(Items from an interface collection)
☆ ☆ ☆ ☆
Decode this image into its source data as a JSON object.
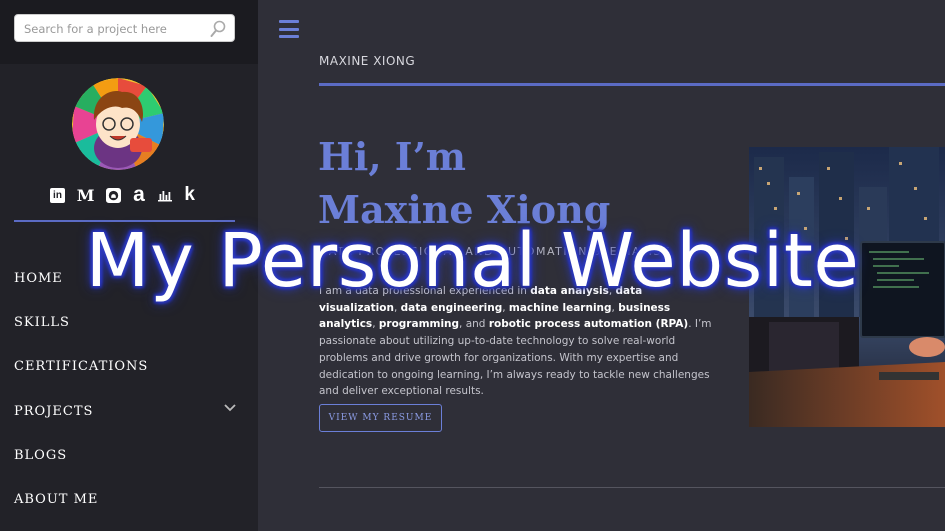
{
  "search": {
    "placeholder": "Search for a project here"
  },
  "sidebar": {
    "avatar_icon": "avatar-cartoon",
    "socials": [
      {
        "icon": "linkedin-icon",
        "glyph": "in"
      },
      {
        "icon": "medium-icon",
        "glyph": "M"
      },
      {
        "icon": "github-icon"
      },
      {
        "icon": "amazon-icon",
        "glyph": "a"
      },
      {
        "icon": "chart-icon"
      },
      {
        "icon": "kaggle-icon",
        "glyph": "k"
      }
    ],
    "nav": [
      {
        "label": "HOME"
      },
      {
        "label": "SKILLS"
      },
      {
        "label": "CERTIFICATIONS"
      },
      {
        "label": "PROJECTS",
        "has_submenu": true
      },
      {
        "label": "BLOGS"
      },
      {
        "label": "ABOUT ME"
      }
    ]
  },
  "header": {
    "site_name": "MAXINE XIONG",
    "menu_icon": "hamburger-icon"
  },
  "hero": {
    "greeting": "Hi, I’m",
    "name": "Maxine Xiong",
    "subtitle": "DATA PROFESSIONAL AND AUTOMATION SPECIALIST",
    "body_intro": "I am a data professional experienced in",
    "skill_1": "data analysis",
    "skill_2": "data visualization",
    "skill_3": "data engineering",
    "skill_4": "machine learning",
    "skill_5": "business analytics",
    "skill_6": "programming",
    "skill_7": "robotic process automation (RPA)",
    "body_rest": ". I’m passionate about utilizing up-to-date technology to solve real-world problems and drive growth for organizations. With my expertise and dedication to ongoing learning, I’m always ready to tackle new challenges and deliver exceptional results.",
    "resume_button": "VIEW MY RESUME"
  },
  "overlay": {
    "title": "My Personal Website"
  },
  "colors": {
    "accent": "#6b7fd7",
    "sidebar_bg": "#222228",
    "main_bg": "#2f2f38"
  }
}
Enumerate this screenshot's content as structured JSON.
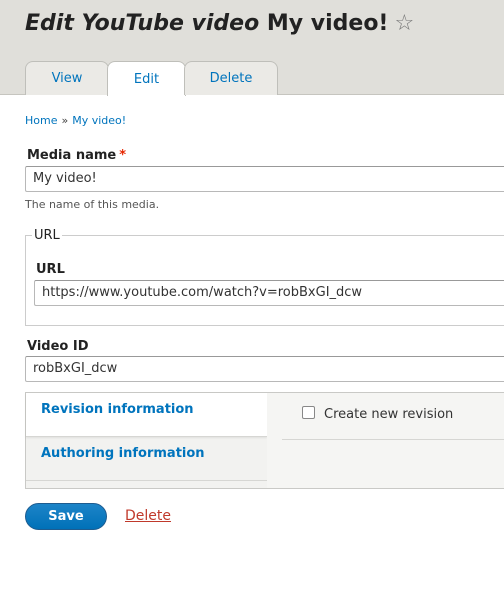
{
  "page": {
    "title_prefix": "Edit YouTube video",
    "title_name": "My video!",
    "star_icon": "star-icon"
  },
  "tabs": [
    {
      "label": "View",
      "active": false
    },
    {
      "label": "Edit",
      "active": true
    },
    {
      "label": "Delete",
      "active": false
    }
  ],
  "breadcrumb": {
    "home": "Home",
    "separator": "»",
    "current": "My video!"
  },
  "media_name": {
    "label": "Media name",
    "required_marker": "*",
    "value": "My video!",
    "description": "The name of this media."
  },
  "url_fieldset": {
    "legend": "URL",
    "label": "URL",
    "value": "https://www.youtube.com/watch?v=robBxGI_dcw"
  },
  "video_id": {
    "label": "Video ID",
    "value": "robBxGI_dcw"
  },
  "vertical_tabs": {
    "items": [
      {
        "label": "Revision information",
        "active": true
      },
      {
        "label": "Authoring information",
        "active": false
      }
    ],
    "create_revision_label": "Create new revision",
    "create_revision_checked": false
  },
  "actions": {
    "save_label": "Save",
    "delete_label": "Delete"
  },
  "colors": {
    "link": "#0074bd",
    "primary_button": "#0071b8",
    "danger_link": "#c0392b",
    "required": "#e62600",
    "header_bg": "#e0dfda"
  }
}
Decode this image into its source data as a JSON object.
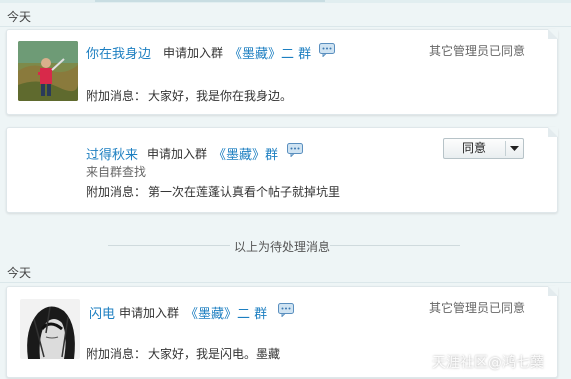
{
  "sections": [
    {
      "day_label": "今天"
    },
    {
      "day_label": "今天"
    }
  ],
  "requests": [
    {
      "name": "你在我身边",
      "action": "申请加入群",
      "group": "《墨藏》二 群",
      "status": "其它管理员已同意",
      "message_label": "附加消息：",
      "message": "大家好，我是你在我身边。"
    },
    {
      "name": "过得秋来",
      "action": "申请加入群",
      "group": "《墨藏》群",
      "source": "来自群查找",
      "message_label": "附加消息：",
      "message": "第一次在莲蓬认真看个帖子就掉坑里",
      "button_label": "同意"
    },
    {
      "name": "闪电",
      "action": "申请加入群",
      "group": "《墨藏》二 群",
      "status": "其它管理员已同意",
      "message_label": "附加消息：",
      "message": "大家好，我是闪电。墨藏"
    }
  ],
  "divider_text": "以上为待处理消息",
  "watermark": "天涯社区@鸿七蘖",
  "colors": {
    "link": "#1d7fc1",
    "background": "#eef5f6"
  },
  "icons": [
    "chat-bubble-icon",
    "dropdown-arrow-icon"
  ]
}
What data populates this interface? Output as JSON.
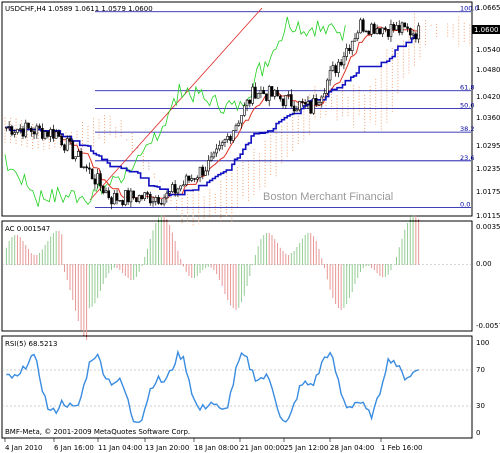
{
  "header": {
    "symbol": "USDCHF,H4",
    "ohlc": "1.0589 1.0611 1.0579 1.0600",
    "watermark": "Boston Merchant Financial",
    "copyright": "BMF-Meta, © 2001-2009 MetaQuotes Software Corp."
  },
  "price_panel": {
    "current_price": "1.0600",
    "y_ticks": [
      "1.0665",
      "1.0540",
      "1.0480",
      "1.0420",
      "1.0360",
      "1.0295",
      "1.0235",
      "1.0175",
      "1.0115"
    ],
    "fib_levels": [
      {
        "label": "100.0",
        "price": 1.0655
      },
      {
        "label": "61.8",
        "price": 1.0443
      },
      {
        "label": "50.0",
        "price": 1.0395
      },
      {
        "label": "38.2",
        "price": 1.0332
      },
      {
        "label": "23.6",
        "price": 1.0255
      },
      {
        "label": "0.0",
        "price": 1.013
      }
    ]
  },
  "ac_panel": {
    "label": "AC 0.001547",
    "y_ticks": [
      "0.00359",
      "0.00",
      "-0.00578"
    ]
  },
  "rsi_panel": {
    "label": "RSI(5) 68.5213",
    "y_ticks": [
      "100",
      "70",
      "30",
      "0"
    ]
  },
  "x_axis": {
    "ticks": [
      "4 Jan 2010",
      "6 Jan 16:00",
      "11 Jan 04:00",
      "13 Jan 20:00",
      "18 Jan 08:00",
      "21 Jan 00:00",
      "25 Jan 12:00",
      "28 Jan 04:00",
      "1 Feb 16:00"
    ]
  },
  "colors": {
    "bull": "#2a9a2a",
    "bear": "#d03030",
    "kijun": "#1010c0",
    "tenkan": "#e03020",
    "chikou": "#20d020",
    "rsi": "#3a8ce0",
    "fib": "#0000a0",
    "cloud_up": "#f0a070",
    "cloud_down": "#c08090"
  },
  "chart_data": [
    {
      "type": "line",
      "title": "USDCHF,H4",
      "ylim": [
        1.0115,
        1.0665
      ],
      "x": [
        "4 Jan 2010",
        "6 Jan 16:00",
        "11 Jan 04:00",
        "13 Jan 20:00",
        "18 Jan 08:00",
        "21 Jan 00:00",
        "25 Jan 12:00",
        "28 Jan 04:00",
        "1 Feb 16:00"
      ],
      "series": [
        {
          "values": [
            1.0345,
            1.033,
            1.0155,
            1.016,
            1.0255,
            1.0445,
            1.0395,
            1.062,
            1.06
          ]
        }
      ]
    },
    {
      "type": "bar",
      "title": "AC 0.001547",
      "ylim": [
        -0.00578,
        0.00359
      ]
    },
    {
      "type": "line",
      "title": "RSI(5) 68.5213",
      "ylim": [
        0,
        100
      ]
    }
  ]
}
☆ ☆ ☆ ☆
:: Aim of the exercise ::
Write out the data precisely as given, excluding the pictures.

:: Written reply ::
Decode this image into its source data as a JSON object.
{
  "search": {
    "placeholder": "Search for a project here"
  },
  "sidebar": {
    "avatar_icon": "avatar-cartoon",
    "socials": [
      {
        "icon": "linkedin-icon",
        "glyph": "in"
      },
      {
        "icon": "medium-icon",
        "glyph": "M"
      },
      {
        "icon": "github-icon"
      },
      {
        "icon": "amazon-icon",
        "glyph": "a"
      },
      {
        "icon": "chart-icon"
      },
      {
        "icon": "kaggle-icon",
        "glyph": "k"
      }
    ],
    "nav": [
      {
        "label": "HOME"
      },
      {
        "label": "SKILLS"
      },
      {
        "label": "CERTIFICATIONS"
      },
      {
        "label": "PROJECTS",
        "has_submenu": true
      },
      {
        "label": "BLOGS"
      },
      {
        "label": "ABOUT ME"
      }
    ]
  },
  "header": {
    "site_name": "MAXINE XIONG",
    "menu_icon": "hamburger-icon"
  },
  "hero": {
    "greeting": "Hi, I’m",
    "name": "Maxine Xiong",
    "subtitle": "DATA PROFESSIONAL AND AUTOMATION SPECIALIST",
    "body_intro": "I am a data professional experienced in",
    "skill_1": "data analysis",
    "skill_2": "data visualization",
    "skill_3": "data engineering",
    "skill_4": "machine learning",
    "skill_5": "business analytics",
    "skill_6": "programming",
    "skill_7": "robotic process automation (RPA)",
    "body_rest": ". I’m passionate about utilizing up-to-date technology to solve real-world problems and drive growth for organizations. With my expertise and dedication to ongoing learning, I’m always ready to tackle new challenges and deliver exceptional results.",
    "resume_button": "VIEW MY RESUME"
  },
  "overlay": {
    "title": "My Personal Website"
  },
  "colors": {
    "accent": "#6b7fd7",
    "sidebar_bg": "#222228",
    "main_bg": "#2f2f38"
  }
}
Enumerate this screenshot's content as structured JSON.
{
  "page": {
    "title_prefix": "Edit YouTube video",
    "title_name": "My video!",
    "star_icon": "star-icon"
  },
  "tabs": [
    {
      "label": "View",
      "active": false
    },
    {
      "label": "Edit",
      "active": true
    },
    {
      "label": "Delete",
      "active": false
    }
  ],
  "breadcrumb": {
    "home": "Home",
    "separator": "»",
    "current": "My video!"
  },
  "media_name": {
    "label": "Media name",
    "required_marker": "*",
    "value": "My video!",
    "description": "The name of this media."
  },
  "url_fieldset": {
    "legend": "URL",
    "label": "URL",
    "value": "https://www.youtube.com/watch?v=robBxGI_dcw"
  },
  "video_id": {
    "label": "Video ID",
    "value": "robBxGI_dcw"
  },
  "vertical_tabs": {
    "items": [
      {
        "label": "Revision information",
        "active": true
      },
      {
        "label": "Authoring information",
        "active": false
      }
    ],
    "create_revision_label": "Create new revision",
    "create_revision_checked": false
  },
  "actions": {
    "save_label": "Save",
    "delete_label": "Delete"
  },
  "colors": {
    "link": "#0074bd",
    "primary_button": "#0071b8",
    "danger_link": "#c0392b",
    "required": "#e62600",
    "header_bg": "#e0dfda"
  }
}
Decode this image into its source data as a JSON object.
{
  "sections": [
    {
      "day_label": "今天"
    },
    {
      "day_label": "今天"
    }
  ],
  "requests": [
    {
      "name": "你在我身边",
      "action": "申请加入群",
      "group": "《墨藏》二 群",
      "status": "其它管理员已同意",
      "message_label": "附加消息：",
      "message": "大家好，我是你在我身边。"
    },
    {
      "name": "过得秋来",
      "action": "申请加入群",
      "group": "《墨藏》群",
      "source": "来自群查找",
      "message_label": "附加消息：",
      "message": "第一次在莲蓬认真看个帖子就掉坑里",
      "button_label": "同意"
    },
    {
      "name": "闪电",
      "action": "申请加入群",
      "group": "《墨藏》二 群",
      "status": "其它管理员已同意",
      "message_label": "附加消息：",
      "message": "大家好，我是闪电。墨藏"
    }
  ],
  "divider_text": "以上为待处理消息",
  "watermark": "天涯社区@鸿七蘖",
  "colors": {
    "link": "#1d7fc1",
    "background": "#eef5f6"
  },
  "icons": [
    "chat-bubble-icon",
    "dropdown-arrow-icon"
  ]
}
What data populates this interface? Output as JSON.
{
  "header": {
    "symbol": "USDCHF,H4",
    "ohlc": "1.0589 1.0611 1.0579 1.0600",
    "watermark": "Boston Merchant Financial",
    "copyright": "BMF-Meta, © 2001-2009 MetaQuotes Software Corp."
  },
  "price_panel": {
    "current_price": "1.0600",
    "y_ticks": [
      "1.0665",
      "1.0540",
      "1.0480",
      "1.0420",
      "1.0360",
      "1.0295",
      "1.0235",
      "1.0175",
      "1.0115"
    ],
    "fib_levels": [
      {
        "label": "100.0",
        "price": 1.0655
      },
      {
        "label": "61.8",
        "price": 1.0443
      },
      {
        "label": "50.0",
        "price": 1.0395
      },
      {
        "label": "38.2",
        "price": 1.0332
      },
      {
        "label": "23.6",
        "price": 1.0255
      },
      {
        "label": "0.0",
        "price": 1.013
      }
    ]
  },
  "ac_panel": {
    "label": "AC 0.001547",
    "y_ticks": [
      "0.00359",
      "0.00",
      "-0.00578"
    ]
  },
  "rsi_panel": {
    "label": "RSI(5) 68.5213",
    "y_ticks": [
      "100",
      "70",
      "30",
      "0"
    ]
  },
  "x_axis": {
    "ticks": [
      "4 Jan 2010",
      "6 Jan 16:00",
      "11 Jan 04:00",
      "13 Jan 20:00",
      "18 Jan 08:00",
      "21 Jan 00:00",
      "25 Jan 12:00",
      "28 Jan 04:00",
      "1 Feb 16:00"
    ]
  },
  "colors": {
    "bull": "#2a9a2a",
    "bear": "#d03030",
    "kijun": "#1010c0",
    "tenkan": "#e03020",
    "chikou": "#20d020",
    "rsi": "#3a8ce0",
    "fib": "#0000a0",
    "cloud_up": "#f0a070",
    "cloud_down": "#c08090"
  },
  "chart_data": [
    {
      "type": "line",
      "title": "USDCHF,H4",
      "ylim": [
        1.0115,
        1.0665
      ],
      "x": [
        "4 Jan 2010",
        "6 Jan 16:00",
        "11 Jan 04:00",
        "13 Jan 20:00",
        "18 Jan 08:00",
        "21 Jan 00:00",
        "25 Jan 12:00",
        "28 Jan 04:00",
        "1 Feb 16:00"
      ],
      "series": [
        {
          "values": [
            1.0345,
            1.033,
            1.0155,
            1.016,
            1.0255,
            1.0445,
            1.0395,
            1.062,
            1.06
          ]
        }
      ]
    },
    {
      "type": "bar",
      "title": "AC 0.001547",
      "ylim": [
        -0.00578,
        0.00359
      ]
    },
    {
      "type": "line",
      "title": "RSI(5) 68.5213",
      "ylim": [
        0,
        100
      ]
    }
  ]
}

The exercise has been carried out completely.